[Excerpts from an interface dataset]
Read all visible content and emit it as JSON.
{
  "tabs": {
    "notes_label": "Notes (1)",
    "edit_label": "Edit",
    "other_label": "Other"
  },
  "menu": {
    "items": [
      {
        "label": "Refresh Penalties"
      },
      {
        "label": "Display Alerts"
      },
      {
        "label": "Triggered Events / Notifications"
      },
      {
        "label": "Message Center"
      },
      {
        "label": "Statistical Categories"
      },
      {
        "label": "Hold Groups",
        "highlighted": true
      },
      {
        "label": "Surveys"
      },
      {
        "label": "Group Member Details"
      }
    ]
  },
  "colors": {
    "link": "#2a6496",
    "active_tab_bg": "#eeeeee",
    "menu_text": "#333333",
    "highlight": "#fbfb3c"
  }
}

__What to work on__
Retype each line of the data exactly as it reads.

__Response to this exercise__
Read all visible content and emit it as JSON.
{
  "tabs": {
    "notes_label": "Notes (1)",
    "edit_label": "Edit",
    "other_label": "Other"
  },
  "menu": {
    "items": [
      {
        "label": "Refresh Penalties"
      },
      {
        "label": "Display Alerts"
      },
      {
        "label": "Triggered Events / Notifications"
      },
      {
        "label": "Message Center"
      },
      {
        "label": "Statistical Categories"
      },
      {
        "label": "Hold Groups",
        "highlighted": true
      },
      {
        "label": "Surveys"
      },
      {
        "label": "Group Member Details"
      }
    ]
  },
  "colors": {
    "link": "#2a6496",
    "active_tab_bg": "#eeeeee",
    "menu_text": "#333333",
    "highlight": "#fbfb3c"
  }
}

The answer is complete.